Cambridge [England] : Cambridge University Press, 2013.
Book — 1 online resource (xxii, 277 pages) : illustrations. Digital: data file.
1. Lawfare and warfare in Sudan
2. The colonial path to the rule of law, 1898-1956
3. Law in a state of crisis, 1956-89
4. Authoritarian legal politics and Islamic law, 1989-2011
5. Law and civil society, 1956-2011
6. Humanitarian legal politics in an authoritarian state, 2005-11
7. Reflections on legal politics.
(source: Nielsen Book Data)
How do a legal order and the rule of law develop in a war-torn state? Using his field research in Sudan, the author uncovers how colonial administrators, postcolonial governments and international aid agencies have used legal tools and resources to promote stability and their own visions of the rule of law amid political violence and war in Sudan. Tracing the dramatic development of three forms of legal politics - colonial, authoritarian and humanitarian - this book contributes to a growing body of scholarship on law in authoritarian regimes and on human rights and legal empowerment programs in the Global South. Refuting the conventional wisdom of a legal vacuum in failed states, this book reveals how law matters deeply even in the most extreme cases of states still fighting for political stability. (source: Nielsen Book Data)

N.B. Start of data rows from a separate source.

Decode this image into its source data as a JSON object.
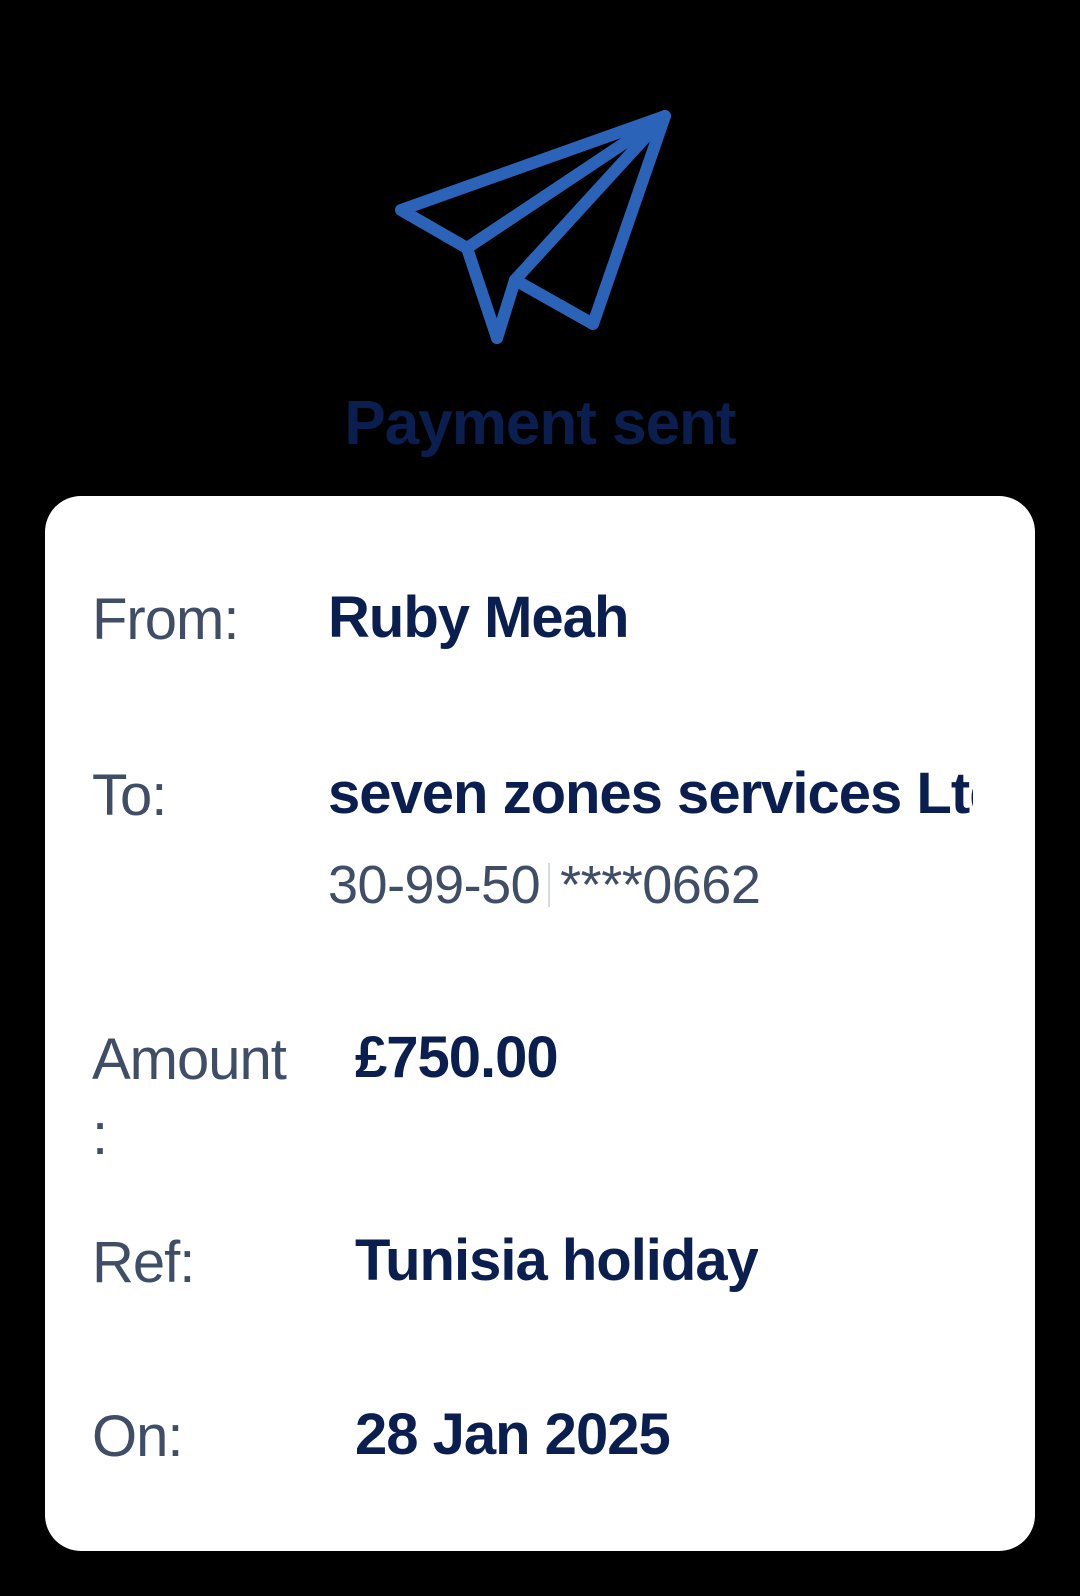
{
  "title": "Payment sent",
  "icon": "paper-plane-icon",
  "colors": {
    "icon": "#2a63b8",
    "title": "#0a1f4f",
    "label": "#3f4d66",
    "value": "#0a1f4f",
    "background": "#000000",
    "card": "#ffffff"
  },
  "details": {
    "from_label": "From:",
    "from_value": "Ruby Meah",
    "to_label": "To:",
    "to_value": "seven zones services Ltd",
    "sort_code": "30-99-50",
    "account_number": "****0662",
    "amount_label_line1": "Amount",
    "amount_label_line2": ":",
    "amount_value": "£750.00",
    "ref_label": "Ref:",
    "ref_value": "Tunisia holiday",
    "on_label": "On:",
    "on_value": "28 Jan 2025"
  }
}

6. The challenges of reform Part II: Substansive Examples of Customary Law
8. Family law
9. Law of defamation
10. Law of property
11. Homicide and bodily injuries Part III: Voices for Customary Law
13. Dr Peter Nyot Kok
14. Paul Myem Akec and John Luk
15. Attorney General Michael Makuei
16. Deputy Chief Justice, Bullen Pancol Awal
17. Tilar Deng
18. A group of Southern Sudanese judges and lawyers
19. Ambrose Riiny Thiik and Chan Reec Madut
20. Ali Osman Yassin
21. Dr Amin Mekki Medani and Omar El Farouk Shoumena.
(source: Nielsen Book Data)
Customary Law in the Modern World is the study of a coherent and well-established legal system, which is now operating in the context of a modern nation-state and therefore poised between remaining relevant and the threat of marginalization. Focusing on Sudan, the author places customary law in its historical and cultural context, analyzing the fundamental and traditional values that underlie customary law and the impact of the war between the North and the South that lasted intermittently for half a century. He deals with the substance of customary law, covering a wide variety of areas: family law, property law, torts and criminal liability. Drawing on interviews conducted with judges, legislators and practicing lawyers on customary law and its future in the modern context, the book challenges the development of customary law to build on the positives of tradition and the reform of its shortcomings, particularly in the areas of human rights, gender equality and the protection of children. This book fills a gap in the literature on customary law, and will be of great interest to anyone interested in law, anthropology and politics. (source: Nielsen Book Data)